To be true to the facts, we are not sure what really happened 1,000 years ago in Pürgg - and how could we be? To be exact: we don’t even know, whether the artists really traveled in the entourage of an Arabic princess up to see the world, we don’t even know whether the story of the princess, indeed, is true, but what we do know for sure is that a 1,000 year old Christian chapel - one of the oldest of the country - carries the name of Allah seven times.
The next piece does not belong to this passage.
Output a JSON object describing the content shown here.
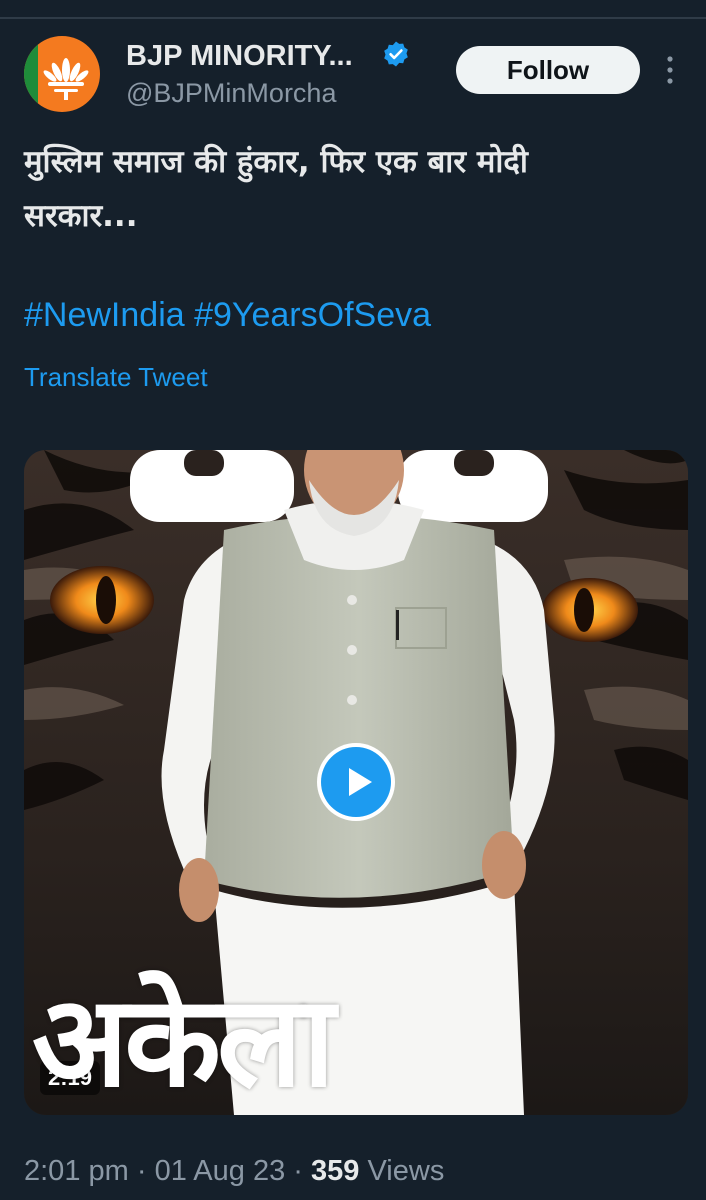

And we also know that over the course of the years these letters survived and can still be seen. Never in history was a successful attempt carried out to remove these signs from a Christian temple. Not during the times of the crusades, not during the middle ages, when the rule of the pope was particularly strong, not during the two wars against the Ottoman Empire fought on Austria’s soil in the 16th and 17th century, and which, indeed were wars of the “Christian West" against the "Muslim orient”, and not after 9/11.

You may call me a romantic, or naive, but for me the fact that these letters were put there in the first place and remained there for centuries is not only just remarkable, but is an invaluable sign of how different civilizations could find common ground and work towards a better understanding among each other – people, nations and faiths!

The region around Pürgg has much more to offer: wonderful mountain scenery, great skiing, small lakes, thermal spas, etc.. You can also take a trip to the Salzkammergut from there – but that is a different story and will be told separately.

Markus Reiterer presently serves as Chargé d’affaires a.i. of the Austrian Embassy in Washington, D.C.